------ Available records
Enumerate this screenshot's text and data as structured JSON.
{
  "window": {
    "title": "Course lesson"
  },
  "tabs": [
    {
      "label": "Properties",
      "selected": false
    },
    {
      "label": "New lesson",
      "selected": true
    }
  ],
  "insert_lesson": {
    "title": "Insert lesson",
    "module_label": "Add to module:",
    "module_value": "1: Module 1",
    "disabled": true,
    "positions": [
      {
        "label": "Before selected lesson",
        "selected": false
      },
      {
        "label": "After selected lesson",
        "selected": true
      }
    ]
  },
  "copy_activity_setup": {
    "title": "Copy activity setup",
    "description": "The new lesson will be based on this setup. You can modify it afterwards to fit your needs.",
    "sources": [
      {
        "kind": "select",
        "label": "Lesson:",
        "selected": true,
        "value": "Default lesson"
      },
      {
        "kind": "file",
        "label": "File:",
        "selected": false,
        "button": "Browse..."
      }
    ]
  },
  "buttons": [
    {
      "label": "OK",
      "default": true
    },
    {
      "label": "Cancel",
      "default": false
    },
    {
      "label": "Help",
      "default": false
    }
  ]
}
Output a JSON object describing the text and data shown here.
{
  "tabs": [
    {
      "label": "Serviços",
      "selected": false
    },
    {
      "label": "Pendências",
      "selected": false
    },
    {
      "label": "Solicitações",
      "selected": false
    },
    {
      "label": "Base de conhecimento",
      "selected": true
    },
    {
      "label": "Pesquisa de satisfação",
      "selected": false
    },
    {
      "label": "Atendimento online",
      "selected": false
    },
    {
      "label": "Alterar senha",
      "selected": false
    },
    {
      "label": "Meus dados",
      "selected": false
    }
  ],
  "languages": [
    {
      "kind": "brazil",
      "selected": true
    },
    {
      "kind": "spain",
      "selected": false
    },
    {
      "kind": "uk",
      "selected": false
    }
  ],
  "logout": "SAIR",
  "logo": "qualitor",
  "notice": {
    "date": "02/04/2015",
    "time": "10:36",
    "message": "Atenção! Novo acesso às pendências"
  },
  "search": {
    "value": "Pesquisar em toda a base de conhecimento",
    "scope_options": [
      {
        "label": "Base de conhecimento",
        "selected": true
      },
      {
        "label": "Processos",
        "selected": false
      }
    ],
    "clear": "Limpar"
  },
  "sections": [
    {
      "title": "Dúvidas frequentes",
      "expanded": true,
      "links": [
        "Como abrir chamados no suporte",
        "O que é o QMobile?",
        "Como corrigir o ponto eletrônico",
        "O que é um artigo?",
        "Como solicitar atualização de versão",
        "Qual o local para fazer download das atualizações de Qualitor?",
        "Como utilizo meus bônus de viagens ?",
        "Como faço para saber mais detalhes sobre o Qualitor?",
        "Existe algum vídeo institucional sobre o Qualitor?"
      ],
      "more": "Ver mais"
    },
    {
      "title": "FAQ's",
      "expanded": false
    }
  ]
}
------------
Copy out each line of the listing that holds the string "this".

Enumerate this screenshot's text and data as structured JSON.
    "description": "The new lesson will be based on this setup. You can modify it afterwards to fit your needs.",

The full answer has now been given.